In the entries below, find every line with "icon" and copy it.

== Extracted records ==
++++++++++++++++++++

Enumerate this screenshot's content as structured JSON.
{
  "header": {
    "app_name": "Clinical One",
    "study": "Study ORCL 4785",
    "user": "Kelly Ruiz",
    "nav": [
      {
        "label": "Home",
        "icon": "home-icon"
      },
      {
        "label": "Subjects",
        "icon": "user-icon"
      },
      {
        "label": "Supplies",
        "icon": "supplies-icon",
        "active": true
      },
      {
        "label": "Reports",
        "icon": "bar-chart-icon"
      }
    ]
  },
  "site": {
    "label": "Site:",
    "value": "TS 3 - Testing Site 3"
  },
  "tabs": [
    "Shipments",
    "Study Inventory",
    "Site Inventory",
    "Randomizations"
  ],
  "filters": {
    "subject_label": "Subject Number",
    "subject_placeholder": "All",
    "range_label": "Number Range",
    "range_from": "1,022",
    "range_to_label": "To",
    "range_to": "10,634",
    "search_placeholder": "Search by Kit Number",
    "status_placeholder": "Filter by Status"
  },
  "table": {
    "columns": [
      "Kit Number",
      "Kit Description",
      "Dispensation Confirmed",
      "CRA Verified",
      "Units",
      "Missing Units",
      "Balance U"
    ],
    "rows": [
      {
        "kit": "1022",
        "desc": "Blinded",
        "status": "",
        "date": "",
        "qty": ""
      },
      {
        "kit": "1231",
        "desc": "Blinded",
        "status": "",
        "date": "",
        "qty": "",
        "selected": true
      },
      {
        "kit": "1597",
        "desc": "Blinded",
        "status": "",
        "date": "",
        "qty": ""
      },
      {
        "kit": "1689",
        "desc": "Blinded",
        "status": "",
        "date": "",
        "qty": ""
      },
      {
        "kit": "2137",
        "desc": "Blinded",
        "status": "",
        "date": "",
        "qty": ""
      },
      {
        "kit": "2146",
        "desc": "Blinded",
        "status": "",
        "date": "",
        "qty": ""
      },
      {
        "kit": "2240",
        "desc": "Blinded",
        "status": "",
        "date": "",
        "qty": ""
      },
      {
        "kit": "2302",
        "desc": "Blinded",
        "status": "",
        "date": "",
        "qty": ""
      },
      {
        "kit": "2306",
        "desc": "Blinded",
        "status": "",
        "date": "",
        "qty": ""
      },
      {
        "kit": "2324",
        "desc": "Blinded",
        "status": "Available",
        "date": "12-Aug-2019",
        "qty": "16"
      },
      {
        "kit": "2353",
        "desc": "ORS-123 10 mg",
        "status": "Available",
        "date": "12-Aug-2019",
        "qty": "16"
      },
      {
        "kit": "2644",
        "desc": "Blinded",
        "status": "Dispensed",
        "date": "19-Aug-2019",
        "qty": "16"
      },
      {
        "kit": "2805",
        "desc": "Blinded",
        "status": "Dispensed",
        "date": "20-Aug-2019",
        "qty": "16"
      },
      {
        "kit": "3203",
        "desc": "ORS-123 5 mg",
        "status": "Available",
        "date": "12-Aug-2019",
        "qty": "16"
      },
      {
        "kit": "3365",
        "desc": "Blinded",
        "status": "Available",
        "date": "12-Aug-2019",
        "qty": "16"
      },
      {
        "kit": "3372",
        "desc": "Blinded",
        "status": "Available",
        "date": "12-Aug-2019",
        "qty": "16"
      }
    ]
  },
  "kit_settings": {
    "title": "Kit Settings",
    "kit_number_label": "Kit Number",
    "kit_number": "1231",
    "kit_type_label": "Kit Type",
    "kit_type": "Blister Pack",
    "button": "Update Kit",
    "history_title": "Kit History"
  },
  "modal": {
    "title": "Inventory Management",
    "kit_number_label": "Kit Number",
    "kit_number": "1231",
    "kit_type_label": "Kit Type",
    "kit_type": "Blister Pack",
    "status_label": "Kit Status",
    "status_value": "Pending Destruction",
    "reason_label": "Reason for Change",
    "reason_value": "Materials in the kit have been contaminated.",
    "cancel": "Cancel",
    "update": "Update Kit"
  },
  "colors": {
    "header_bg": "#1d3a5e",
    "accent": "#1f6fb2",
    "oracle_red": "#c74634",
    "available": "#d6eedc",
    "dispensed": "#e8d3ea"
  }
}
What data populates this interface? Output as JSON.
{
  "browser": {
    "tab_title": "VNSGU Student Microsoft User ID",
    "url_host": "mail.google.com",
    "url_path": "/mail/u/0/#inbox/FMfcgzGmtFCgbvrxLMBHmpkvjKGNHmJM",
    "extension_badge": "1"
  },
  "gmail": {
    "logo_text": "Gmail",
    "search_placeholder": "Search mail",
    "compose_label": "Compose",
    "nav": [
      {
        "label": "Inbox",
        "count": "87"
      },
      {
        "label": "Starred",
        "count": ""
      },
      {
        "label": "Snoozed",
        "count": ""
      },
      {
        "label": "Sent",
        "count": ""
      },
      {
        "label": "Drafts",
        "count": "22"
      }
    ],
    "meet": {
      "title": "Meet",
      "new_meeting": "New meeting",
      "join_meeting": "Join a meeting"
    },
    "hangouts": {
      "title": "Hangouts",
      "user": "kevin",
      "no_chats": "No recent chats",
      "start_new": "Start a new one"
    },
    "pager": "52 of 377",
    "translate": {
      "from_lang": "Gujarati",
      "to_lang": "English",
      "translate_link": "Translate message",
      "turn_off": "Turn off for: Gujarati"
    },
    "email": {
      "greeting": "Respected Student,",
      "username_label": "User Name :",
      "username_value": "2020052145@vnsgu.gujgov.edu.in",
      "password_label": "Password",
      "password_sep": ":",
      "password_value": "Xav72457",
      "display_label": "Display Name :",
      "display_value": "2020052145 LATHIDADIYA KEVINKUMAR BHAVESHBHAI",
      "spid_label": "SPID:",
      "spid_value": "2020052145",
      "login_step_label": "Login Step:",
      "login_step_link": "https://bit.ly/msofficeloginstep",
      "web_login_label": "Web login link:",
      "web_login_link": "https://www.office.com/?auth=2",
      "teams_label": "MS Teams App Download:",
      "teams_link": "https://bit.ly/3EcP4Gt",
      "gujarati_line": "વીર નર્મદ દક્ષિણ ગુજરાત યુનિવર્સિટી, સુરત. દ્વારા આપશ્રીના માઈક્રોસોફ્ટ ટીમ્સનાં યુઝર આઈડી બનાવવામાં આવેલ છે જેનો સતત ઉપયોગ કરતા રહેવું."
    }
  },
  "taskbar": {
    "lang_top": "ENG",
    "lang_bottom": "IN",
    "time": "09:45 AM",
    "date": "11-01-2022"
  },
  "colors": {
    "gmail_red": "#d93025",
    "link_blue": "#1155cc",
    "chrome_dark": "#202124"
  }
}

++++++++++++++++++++

== OUTPUT BELOW ==
        "icon": "home-icon"
        "icon": "user-icon"
        "icon": "supplies-icon",
        "icon": "bar-chart-icon"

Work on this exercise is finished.